I think that the roots of this approach lie partly in Soviet times. When the Soviet Union existed it was viewed as a pole of attraction against the capitalist states far beyond the ranks of the official Communist party. The assumption that the world comprises two camps – pro-American and anti-American – was widespread. Implicit was that the Russian revolution was important not so much as a manifestation of creative political activity by millions of people, but more as the means by which a pole of attraction for the anti-American camp was brought into being. A strong streak of that still persists today, twenty-five years after the collapse of the USSR.
Recent statements by President Putin have thrown valuable light on these issues. In the summer of 2014 Putin said that during the First World War Russia was “betrayed from within” by Bolshevism; he compared critics of Russia’s current foreign policy to these Bolshevik traitors of 1917. He made a similar point at a political event in Stavropol this year, speaking negatively of the Bolsheviks’ role “in the collapse of the World War I front lines”.
This focus on the anti-militarist aspect of the October revolution – on the mutiny by serving soldiers, unprecedented in modern history, which was at its heart – deserves attention. Those in the British labour movement who see Putin’s Russia as an anti-imperialist bastion, and in that respect some sort of continuation of the Soviet Union and the Russian revolution, should listen to what Putin himself is saying. He emphasises not this imagined continuity, but the opposite: he sees the damage done to the Russian state at a time of war as an essential feature of 1917, a feature now to be repudiated.
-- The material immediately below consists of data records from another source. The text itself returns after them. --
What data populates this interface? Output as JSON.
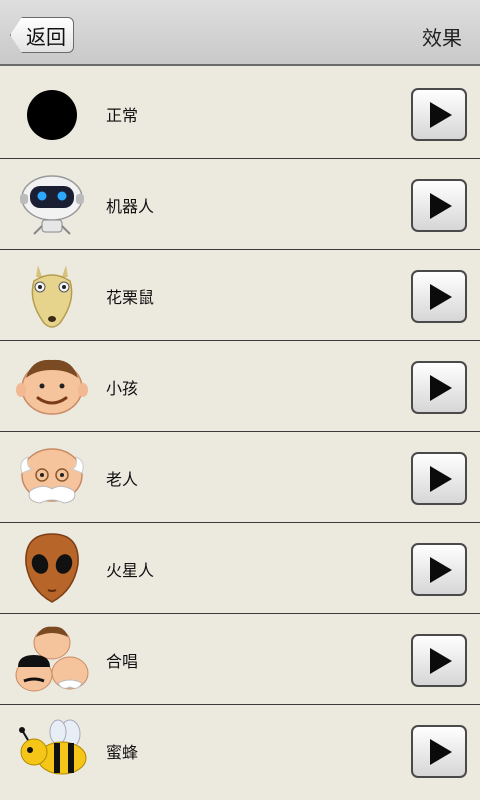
{
  "header": {
    "back_label": "返回",
    "title": "效果"
  },
  "effects": [
    {
      "label": "正常",
      "icon": "black-circle-icon"
    },
    {
      "label": "机器人",
      "icon": "robot-icon"
    },
    {
      "label": "花栗鼠",
      "icon": "chipmunk-icon"
    },
    {
      "label": "小孩",
      "icon": "child-face-icon"
    },
    {
      "label": "老人",
      "icon": "old-man-face-icon"
    },
    {
      "label": "火星人",
      "icon": "martian-icon"
    },
    {
      "label": "合唱",
      "icon": "chorus-faces-icon"
    },
    {
      "label": "蜜蜂",
      "icon": "bee-icon"
    }
  ]
}
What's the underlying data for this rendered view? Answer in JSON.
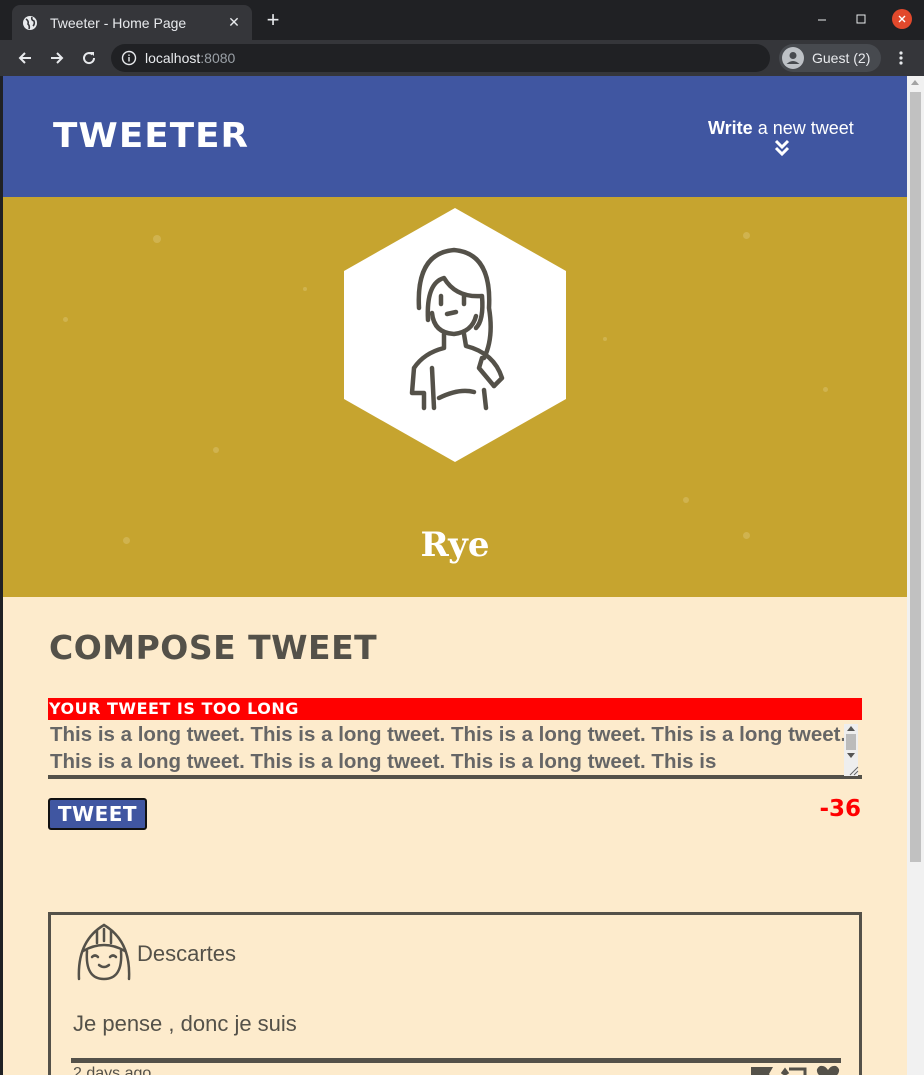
{
  "browser": {
    "tab_title": "Tweeter - Home Page",
    "url_host": "localhost",
    "url_port": ":8080",
    "profile_label": "Guest (2)"
  },
  "nav": {
    "brand": "tweeter",
    "write_bold": "Write",
    "write_rest": " a new tweet"
  },
  "profile": {
    "name": "Rye",
    "header_color": "#c6a42f"
  },
  "compose": {
    "title": "compose tweet",
    "error": "your tweet is too long",
    "text": "This is a long tweet. This is a long tweet. This is a long tweet. This is a long tweet. This is a long tweet. This is a long tweet. This is a long tweet. This is",
    "button": "tweet",
    "counter": "-36"
  },
  "tweet": {
    "user": "Descartes",
    "content": "Je pense , donc je suis",
    "ago": "2 days ago"
  },
  "colors": {
    "nav": "#4056a1",
    "background": "#fdebcc",
    "error": "#ff0000",
    "text": "#545149"
  }
}
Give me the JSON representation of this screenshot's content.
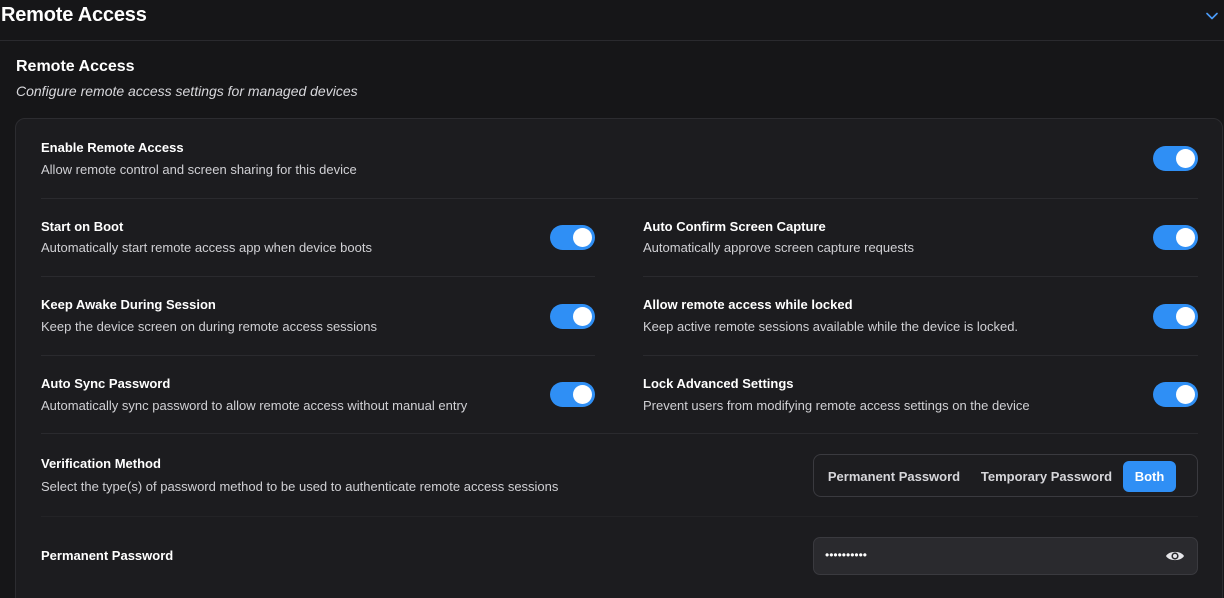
{
  "header": {
    "title": "Remote Access",
    "collapse_icon": "chevron-down-icon"
  },
  "section": {
    "title": "Remote Access",
    "description": "Configure remote access settings for managed devices"
  },
  "settings": {
    "enable_remote_access": {
      "label": "Enable Remote Access",
      "description": "Allow remote control and screen sharing for this device",
      "enabled": true
    },
    "start_on_boot": {
      "label": "Start on Boot",
      "description": "Automatically start remote access app when device boots",
      "enabled": true
    },
    "auto_confirm_capture": {
      "label": "Auto Confirm Screen Capture",
      "description": "Automatically approve screen capture requests",
      "enabled": true
    },
    "keep_awake": {
      "label": "Keep Awake During Session",
      "description": "Keep the device screen on during remote access sessions",
      "enabled": true
    },
    "allow_while_locked": {
      "label": "Allow remote access while locked",
      "description": "Keep active remote sessions available while the device is locked.",
      "enabled": true
    },
    "auto_sync_password": {
      "label": "Auto Sync Password",
      "description": "Automatically sync password to allow remote access without manual entry",
      "enabled": true
    },
    "lock_advanced": {
      "label": "Lock Advanced Settings",
      "description": "Prevent users from modifying remote access settings on the device",
      "enabled": true
    }
  },
  "verification": {
    "label": "Verification Method",
    "description": "Select the type(s) of password method to be used to authenticate remote access sessions",
    "options": [
      "Permanent Password",
      "Temporary Password",
      "Both"
    ],
    "selected": "Both"
  },
  "permanent_password": {
    "label": "Permanent Password",
    "value": "••••••••••",
    "reveal_icon": "eye-icon"
  },
  "colors": {
    "accent": "#2f8ff5",
    "background": "#161618",
    "panel": "#1c1c1f"
  }
}
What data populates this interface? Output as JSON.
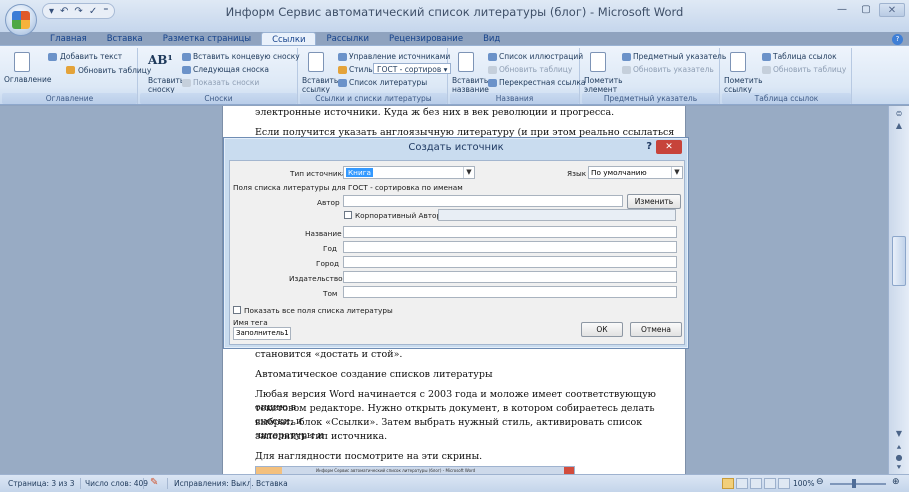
{
  "window": {
    "title": "Информ Сервис автоматический список литературы (блог) - Microsoft Word",
    "controls": [
      "minimize",
      "maximize",
      "close"
    ]
  },
  "ribbon_tabs": [
    "Главная",
    "Вставка",
    "Разметка страницы",
    "Ссылки",
    "Рассылки",
    "Рецензирование",
    "Вид"
  ],
  "active_tab": "Ссылки",
  "ribbon": {
    "toc": {
      "big": "Оглавление",
      "add_text": "Добавить текст",
      "update_table": "Обновить таблицу",
      "group": "Оглавление"
    },
    "footnotes": {
      "insert_footnote": "Вставить сноску",
      "insert_endnote": "Вставить концевую сноску",
      "next_footnote": "Следующая сноска",
      "show_notes": "Показать сноски",
      "group": "Сноски"
    },
    "citations": {
      "insert_citation": "Вставить ссылку",
      "manage_sources": "Управление источниками",
      "style_label": "Стиль:",
      "style_value": "ГОСТ - сортиров",
      "bibliography": "Список литературы",
      "group": "Ссылки и списки литературы"
    },
    "captions": {
      "insert_caption": "Вставить название",
      "table_of_figures": "Список иллюстраций",
      "update_table": "Обновить таблицу",
      "cross_reference": "Перекрестная ссылка",
      "group": "Названия"
    },
    "index": {
      "mark_entry": "Пометить элемент",
      "insert_index": "Предметный указатель",
      "update_index": "Обновить указатель",
      "group": "Предметный указатель"
    },
    "authorities": {
      "mark_citation": "Пометить ссылку",
      "insert_table": "Таблица ссылок",
      "update_table": "Обновить таблицу",
      "group": "Таблица ссылок"
    }
  },
  "document": {
    "line1": "электронные источники. Куда ж без них в век революции и прогресса.",
    "line2": "Если получится указать англоязычную литературу (и при этом реально ссылаться на нее в",
    "line3": "становится «достать и стой».",
    "heading": "Автоматическое создание списков литературы",
    "para": [
      "Любая версия Word начинается с 2003 года и моложе имеет соответствующую опцию в",
      "текстовом редакторе. Нужно открыть документ, в котором собираетесь делать сноски, и",
      "выбрать блок «Ссылки». Затем выбрать нужный стиль, активировать список литературы и",
      "заполнить тип источника."
    ],
    "closing": "Для наглядности посмотрите на эти скрины.",
    "thumb_title": "Информ Сервис автоматический список литературы (блог) - Microsoft Word"
  },
  "dialog": {
    "title": "Создать источник",
    "help": "?",
    "close": "✕",
    "source_type_label": "Тип источника",
    "source_type_value": "Книга",
    "language_label": "Язык",
    "language_value": "По умолчанию",
    "fields_caption": "Поля списка литературы для ГОСТ - сортировка по именам",
    "author_label": "Автор",
    "edit_button": "Изменить",
    "corporate_author_label": "Корпоративный Автор",
    "title_label": "Название",
    "year_label": "Год",
    "city_label": "Город",
    "publisher_label": "Издательство",
    "volume_label": "Том",
    "show_all_label": "Показать все поля списка литературы",
    "tag_label": "Имя тега",
    "tag_value": "Заполнитель1",
    "ok": "ОК",
    "cancel": "Отмена"
  },
  "status": {
    "page": "Страница: 3 из 3",
    "words": "Число слов: 409",
    "track": "Исправления: Выкл.",
    "mode": "Вставка",
    "zoom": "100%"
  }
}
In my view, the revolt in the tsarist army really did damage the Russian state, as Putin acknowledges. It was these soldiers, as much as the Bolsheviks, who “led” the overthrow of the provisional government – just as it was women factory workers who “led” the February revolution. I was reminded of this a few months ago, when we were discussing the soldiers’ revolt in a course on the revolution for undergraduate students. I went back to Allan Wildman’s book, The End of the Russian Imperial Army. It paints a striking picture of the crisis in the army that mounted month by month from the February revolution, through the issuing of Order no. 1 by the Petrograd Soviet, the “April crisis” over the provisional government’s war policy, and the full-scale mutiny provoked by the offensive ordered in June 1917. Tens of thousands of these peasants in uniform met, discussed, and decided collectively to refuse orders, in some cases to lynch their officers, and very often to abandon the front with arms in hand. This struck fear into the ruling classes of all the warring nations, and fed directly into the overthrow of the provisional government.
Actions such as this revolt against the horror of war should be at the centre of our understanding of 1917. I hope that, during the next year when we mark the centenary of the revolution, not only the social historians but also the labour movement internationally will pay due attention to the part played by those actors whose names we usually don’t know – the mutinous soldiers and the women factory workers.